Accused "Party Mom" in Court Friday

May 20, 2005 – Posted at 5:39 p.m. CDT
JONESBORO, AR – A Region 8 mother accused of hosting a beer party for juveniles faced the music in court Friday.
Last month, the Street Crimes unit of the Jonesboro Police Department responded to a complaint at the home of Tonya Curtis.
Police say when they arrived there were around eighty teenagers, kegs, and indications that money had been paid to get inside.
Curtis was arrested and charged with 27 counts, including nine counts of Endangering the Welfare of a Minor, nine counts of Contributing to the Delinquency of a Minor, three counts of Possession of Beer and two counts of Obstruction of Government Operation.
Curtis didn't take the stand, but there were plenty of teenagers that did. About 20 students from Nettleton and Trumann High School testified in court about what happened at Curtis' home on April 15th.
Their parents weighed in on the issue.
“I feel like she was negligent and if she saw the alcohol and she was allowing her own child to drink, she should have shut the gates. No more partying, time to go home,” said parent Becky Holmes, “We didn't see any kind of remorse in there, apologies to any of the parents. Had the police not been called, what would we have been looking at?”
“I think it's a big misunderstanding,” said Jamie Tibbs, “We're not upset at all. We know her personally, and it was not the way it seems.”

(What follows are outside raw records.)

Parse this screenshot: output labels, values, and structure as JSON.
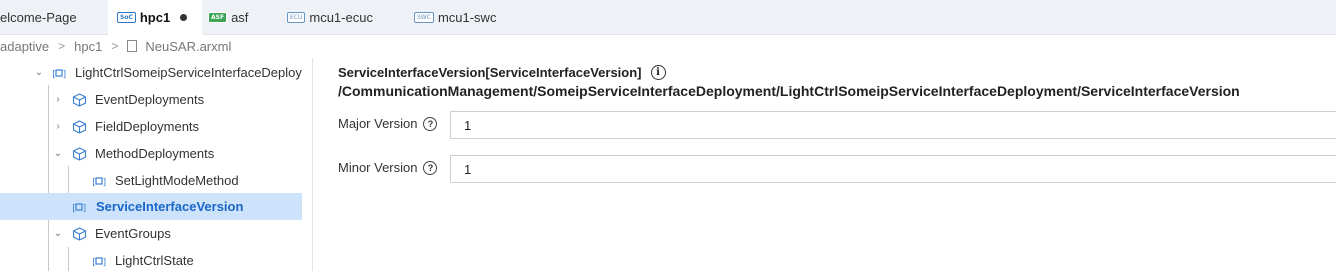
{
  "tabs": [
    {
      "label": "elcome-Page",
      "badge": "",
      "active": false,
      "modified": false
    },
    {
      "label": "hpc1",
      "badge": "SoC",
      "active": true,
      "modified": true
    },
    {
      "label": "asf",
      "badge": "ASF",
      "active": false,
      "modified": false
    },
    {
      "label": "mcu1-ecuc",
      "badge": "ECU",
      "active": false,
      "modified": false
    },
    {
      "label": "mcu1-swc",
      "badge": "SWC",
      "active": false,
      "modified": false
    }
  ],
  "breadcrumb": {
    "items": [
      "adaptive",
      "hpc1",
      "NeuSAR.arxml"
    ],
    "separator": ">"
  },
  "tree": {
    "items": [
      {
        "label": "LightCtrlSomeipServiceInterfaceDeploy",
        "expanded": true,
        "icon": "element-icon"
      },
      {
        "label": "EventDeployments",
        "expanded": false,
        "icon": "cube-icon"
      },
      {
        "label": "FieldDeployments",
        "expanded": false,
        "icon": "cube-icon"
      },
      {
        "label": "MethodDeployments",
        "expanded": true,
        "icon": "cube-icon"
      },
      {
        "label": "SetLightModeMethod",
        "icon": "element-icon"
      },
      {
        "label": "ServiceInterfaceVersion",
        "icon": "element-icon",
        "selected": true
      },
      {
        "label": "EventGroups",
        "expanded": true,
        "icon": "cube-icon"
      },
      {
        "label": "LightCtrlState",
        "icon": "element-icon"
      }
    ]
  },
  "details": {
    "title": "ServiceInterfaceVersion[ServiceInterfaceVersion]",
    "path": "/CommunicationManagement/SomeipServiceInterfaceDeployment/LightCtrlSomeipServiceInterfaceDeployment/ServiceInterfaceVersion",
    "fields": [
      {
        "label": "Major Version",
        "value": "1"
      },
      {
        "label": "Minor Version",
        "value": "1"
      }
    ]
  },
  "colors": {
    "selected_bg": "#cde3fb",
    "selected_text": "#1a66c8",
    "tabbar_bg": "#eef1f5",
    "icon_blue": "#3a7fd0"
  }
}
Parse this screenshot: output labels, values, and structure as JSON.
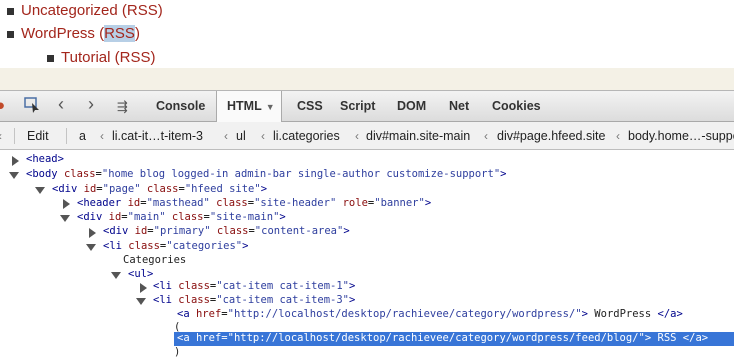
{
  "page": {
    "items": [
      {
        "label": "Uncategorized",
        "rss": "RSS"
      },
      {
        "label": "WordPress",
        "rss": "RSS"
      },
      {
        "label": "Tutorial",
        "rss": "RSS"
      }
    ]
  },
  "firebug": {
    "tabs": [
      "Console",
      "HTML",
      "CSS",
      "Script",
      "DOM",
      "Net",
      "Cookies"
    ],
    "active_tab": "HTML",
    "edit_label": "Edit",
    "breadcrumbs": [
      "a",
      "li.cat-it…t-item-3",
      "ul",
      "li.categories",
      "div#main.site-main",
      "div#page.hfeed.site",
      "body.home…-suppo"
    ]
  },
  "tree": {
    "head": "<head>",
    "body_tag": "<body",
    "body_class": "home blog logged-in admin-bar single-author customize-support",
    "page_id": "page",
    "page_class": "hfeed site",
    "header_id": "masthead",
    "header_class": "site-header",
    "header_role": "banner",
    "main_id": "main",
    "main_class": "site-main",
    "primary_id": "primary",
    "primary_class": "content-area",
    "li_class": "categories",
    "categories_text": "Categories",
    "ul": "<ul>",
    "cat1_class": "cat-item cat-item-1",
    "cat3_class": "cat-item cat-item-3",
    "wp_href": "http://localhost/desktop/rachievee/category/wordpress/",
    "wp_text": "WordPress",
    "paren_open": "(",
    "feed_href": "http://localhost/desktop/rachievee/category/wordpress/feed/blog/",
    "feed_text": "RSS",
    "paren_close": ")"
  }
}
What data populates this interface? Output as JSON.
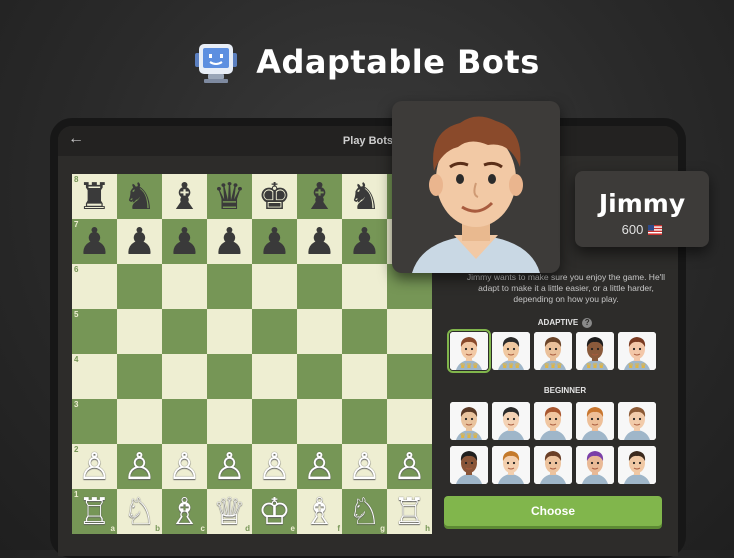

Curtis' lawyer, Martin Lilly, says this case has been blown out of proportion and details released during the trial prove so.
“Prior to today, I don't think there were any reports that other individuals had brought alcohol to the party, and that there were reports that my client was selling beer to individuals which there was no testimony that she sold any alcohol to anyone,” said Lilly.
But Nettleton school officials say this isn't the first time Curtis has allegedly provided alcohol to students.
“Mrs. Curtis volunteered to be a chaperone for a school sponsored event that took place in Kentucky,” said Nettleton Assistant Superintendent Bob Casteel, “We had six or seven of our students that went and she supplied wine coolers to those students. This event happened in 1999, so she has a history of this.”
Some are hoping the court will send a message with this case.
“We need to let people know that this is against the law. If you give anyone alcohol it is sending a mixed message when they are under 21,” said Donna Lenners of Mothers Against Drunk Driving.
The judge has taken the case under advisement, and a verdict is expected in the coming weeks.